Cartier set sail on his first voyage to the North American continent on Monday, April 20, 1534; his two ships arrived off Cape Bonavista, Newfoundland, on May 10, where they were delayed by snow and ice. On the 21st they sailed northward and westward until they reached the Straits of Belle-Isle, and explored the coast of Labrador as far as Blanc Sablon and the west coast of Newfoundland. These regions were pronounced by Cartier as unfit for settlement, especially Labrador, of which he remarked, “it might, as well as not, be taken for the country assigned by God to Cain.” The little flotilla continued its voyage along the coastline searching for a passage that would take them further west. They met many indigenous people and established communication and trade before taking their leave on July 25. Among their company were two sons of the Iroquois chief Donnacona, whom Cartier took to France to be trained as interpreters.
In 1535, when Jacques Cartier sailed up the St Lawrence River on his second voyage to the New World, he had with him the two young Iroquois. As they noticed familiar landmarks they called to Cartier that here was the “chemin de kanata” – the route to the village, or community. Against the background noise of sails snapping and rigging creaking Cartier heard “chemin de Canada.” He named Donnacona’s territory “the Province of Canada” and the name Canada subsequently appeared on the 1547 Harleian world map, denoting land north of the gulf and river of St. Lawrence.
Cartier’s may not have been the first use of the name Canada. Fishermen and whalers from Spain, Portugal, France and Britain had visited the New World before him. In fact, the Spanish experience in Mexico and Peru prompted exploration for gold and riches in other places and motivated King François I of France to send Cartier on his first voyage to Canada. The Spaniards, finding no riches around the Baie des Chaleurs, reported “aca nada” or “cà nada” meaning “nothing here” and named it “Capa da Nada,” “Cape Nothing.” In 1809 in London Hugh Gray posited that, when the French came to the new land the native people, supposing them Spanish and wanting them to leave, repeated “aca nada.” The French, not understanding, thought this might be the name of the country and called it Canada.
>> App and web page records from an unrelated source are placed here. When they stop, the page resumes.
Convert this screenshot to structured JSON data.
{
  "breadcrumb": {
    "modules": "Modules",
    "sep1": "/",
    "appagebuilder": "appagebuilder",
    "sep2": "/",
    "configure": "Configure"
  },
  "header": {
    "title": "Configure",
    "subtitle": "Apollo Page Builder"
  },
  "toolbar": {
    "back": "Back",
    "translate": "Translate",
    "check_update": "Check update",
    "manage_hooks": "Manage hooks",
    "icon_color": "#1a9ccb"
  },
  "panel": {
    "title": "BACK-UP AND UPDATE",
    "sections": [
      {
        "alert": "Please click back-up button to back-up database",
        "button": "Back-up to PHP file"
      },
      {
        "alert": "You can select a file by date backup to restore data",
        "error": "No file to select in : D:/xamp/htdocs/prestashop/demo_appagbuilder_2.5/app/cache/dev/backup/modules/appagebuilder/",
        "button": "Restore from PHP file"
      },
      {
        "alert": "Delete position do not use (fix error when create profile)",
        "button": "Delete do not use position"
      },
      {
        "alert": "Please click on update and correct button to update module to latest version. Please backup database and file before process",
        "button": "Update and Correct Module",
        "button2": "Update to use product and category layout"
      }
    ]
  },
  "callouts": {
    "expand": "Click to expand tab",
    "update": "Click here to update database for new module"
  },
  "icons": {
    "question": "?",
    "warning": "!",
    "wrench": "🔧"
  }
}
As the area was settled, the population strove to identify its new community. The inhabitants of New France preferred Canada. The British of the 13 colonies were more inclined to use Quebec, the name Samuel de Champlain gave to the St Lawrence River settlement he founded in 1608. After the British conquest, the English called the colony the Province of Quebec. Many of the French resisted that name. Eventually the British gave in and officially adopted the name Canada in the Canada Act of 1791 and created Upper and Lower Canada. The Act of Union in 1841 reunited them as the “British Province of Canada.” At that point the French began to embrace the name Quebec.
The debate over a name continued as the colonies considered uniting and the Fathers of Confederation discussed alternative designations. They contemplated honouring Queen Victoria’s late husband with Albertsland or the queen herself with Victorialand. Other suggestions included Albionara, Borealia, Britannia, Cabotia, Mesoplagia, Norland, Superior, Transatlantia and Tupona, an acronym of The United Provinces of North America. Another unwieldy acronym was Efisga, derived from England, France, Ireland, Scotland, Germany and Aborigines. Finally, in 1867 the colonies became a community under the name Dominion of Canada, more than 300 years after Donnacona’s sons led Cartier to their “kanata.”
There is one final story—a reflection of our famous sense of humour, which seems to have developed as a national characteristic a long time ago. In 1811 the Kingston Gazette suggested that the name Canada came from inhabitants of New France who, permitted only one can of spruce beer per day, “every moment articulated ‘can a day.’” As many of us undoubtedly plan to hoist a few cold ones to celebrate Canada Day, perhaps this last story is as fitting as any other. Whatever the origins of our country’s name, we can find pleasure in the many colourful stories that comprise our history and take pride in this community we call Canada.